WHAT YOU WILL DO:
Search the entries for lines with the string "icon" and say how many there are, giving only the number.

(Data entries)
*** Block opens ***
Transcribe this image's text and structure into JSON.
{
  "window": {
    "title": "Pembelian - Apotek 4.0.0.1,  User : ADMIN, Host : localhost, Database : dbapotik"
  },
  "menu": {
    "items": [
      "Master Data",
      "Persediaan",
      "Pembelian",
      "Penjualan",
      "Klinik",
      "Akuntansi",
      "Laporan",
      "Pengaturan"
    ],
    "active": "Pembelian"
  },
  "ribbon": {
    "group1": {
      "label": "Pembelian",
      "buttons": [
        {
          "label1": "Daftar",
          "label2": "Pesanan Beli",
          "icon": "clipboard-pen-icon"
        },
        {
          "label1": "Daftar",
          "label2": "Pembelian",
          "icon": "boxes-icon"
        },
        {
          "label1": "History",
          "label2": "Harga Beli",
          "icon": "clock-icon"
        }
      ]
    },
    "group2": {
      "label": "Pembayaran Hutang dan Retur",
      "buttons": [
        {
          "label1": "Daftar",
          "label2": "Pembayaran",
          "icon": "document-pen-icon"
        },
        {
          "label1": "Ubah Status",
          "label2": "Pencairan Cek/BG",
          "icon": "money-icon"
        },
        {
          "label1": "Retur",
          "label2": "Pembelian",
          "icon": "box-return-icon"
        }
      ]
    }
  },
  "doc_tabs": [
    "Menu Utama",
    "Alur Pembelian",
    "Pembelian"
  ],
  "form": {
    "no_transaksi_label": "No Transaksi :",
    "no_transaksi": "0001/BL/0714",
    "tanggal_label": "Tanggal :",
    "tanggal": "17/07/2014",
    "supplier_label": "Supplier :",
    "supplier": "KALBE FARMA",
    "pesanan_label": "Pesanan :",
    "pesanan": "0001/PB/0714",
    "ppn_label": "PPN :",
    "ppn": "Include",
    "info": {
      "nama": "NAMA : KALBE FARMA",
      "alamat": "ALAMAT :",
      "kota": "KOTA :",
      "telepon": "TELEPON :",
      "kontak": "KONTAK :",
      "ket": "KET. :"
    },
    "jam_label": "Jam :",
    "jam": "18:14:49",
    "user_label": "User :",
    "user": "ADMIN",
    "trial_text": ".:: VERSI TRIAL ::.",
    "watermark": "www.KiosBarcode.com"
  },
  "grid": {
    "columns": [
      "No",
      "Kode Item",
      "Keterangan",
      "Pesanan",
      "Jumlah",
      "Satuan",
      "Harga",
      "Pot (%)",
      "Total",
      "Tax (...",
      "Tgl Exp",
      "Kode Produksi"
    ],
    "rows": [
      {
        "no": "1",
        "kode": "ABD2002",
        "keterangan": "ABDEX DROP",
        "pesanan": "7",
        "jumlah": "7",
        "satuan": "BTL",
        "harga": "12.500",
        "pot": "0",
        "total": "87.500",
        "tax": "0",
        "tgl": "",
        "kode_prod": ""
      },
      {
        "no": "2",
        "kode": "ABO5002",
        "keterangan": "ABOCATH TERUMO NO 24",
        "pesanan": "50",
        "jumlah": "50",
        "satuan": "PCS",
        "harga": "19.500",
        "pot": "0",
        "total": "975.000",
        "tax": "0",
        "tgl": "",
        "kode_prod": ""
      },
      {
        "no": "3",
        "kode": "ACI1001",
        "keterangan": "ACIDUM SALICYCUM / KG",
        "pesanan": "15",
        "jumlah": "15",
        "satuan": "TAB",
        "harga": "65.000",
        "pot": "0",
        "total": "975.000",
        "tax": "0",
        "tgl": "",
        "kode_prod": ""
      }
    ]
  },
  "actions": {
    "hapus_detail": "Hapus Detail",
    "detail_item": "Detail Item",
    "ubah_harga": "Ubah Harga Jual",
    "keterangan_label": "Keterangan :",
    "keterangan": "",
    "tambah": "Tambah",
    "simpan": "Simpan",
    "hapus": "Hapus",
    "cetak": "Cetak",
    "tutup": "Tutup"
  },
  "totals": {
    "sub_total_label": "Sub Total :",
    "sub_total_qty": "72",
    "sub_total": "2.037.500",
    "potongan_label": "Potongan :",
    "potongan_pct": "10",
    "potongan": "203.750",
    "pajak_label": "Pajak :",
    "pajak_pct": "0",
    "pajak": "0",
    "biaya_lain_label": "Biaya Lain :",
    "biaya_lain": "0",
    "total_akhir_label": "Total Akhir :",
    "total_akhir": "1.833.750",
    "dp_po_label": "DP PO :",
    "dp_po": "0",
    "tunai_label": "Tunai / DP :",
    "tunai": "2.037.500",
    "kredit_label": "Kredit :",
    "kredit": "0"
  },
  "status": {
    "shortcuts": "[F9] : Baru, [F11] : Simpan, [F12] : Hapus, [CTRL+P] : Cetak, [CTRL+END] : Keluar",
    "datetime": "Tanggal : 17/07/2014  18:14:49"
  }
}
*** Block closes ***
RESPONSE BELOW:
6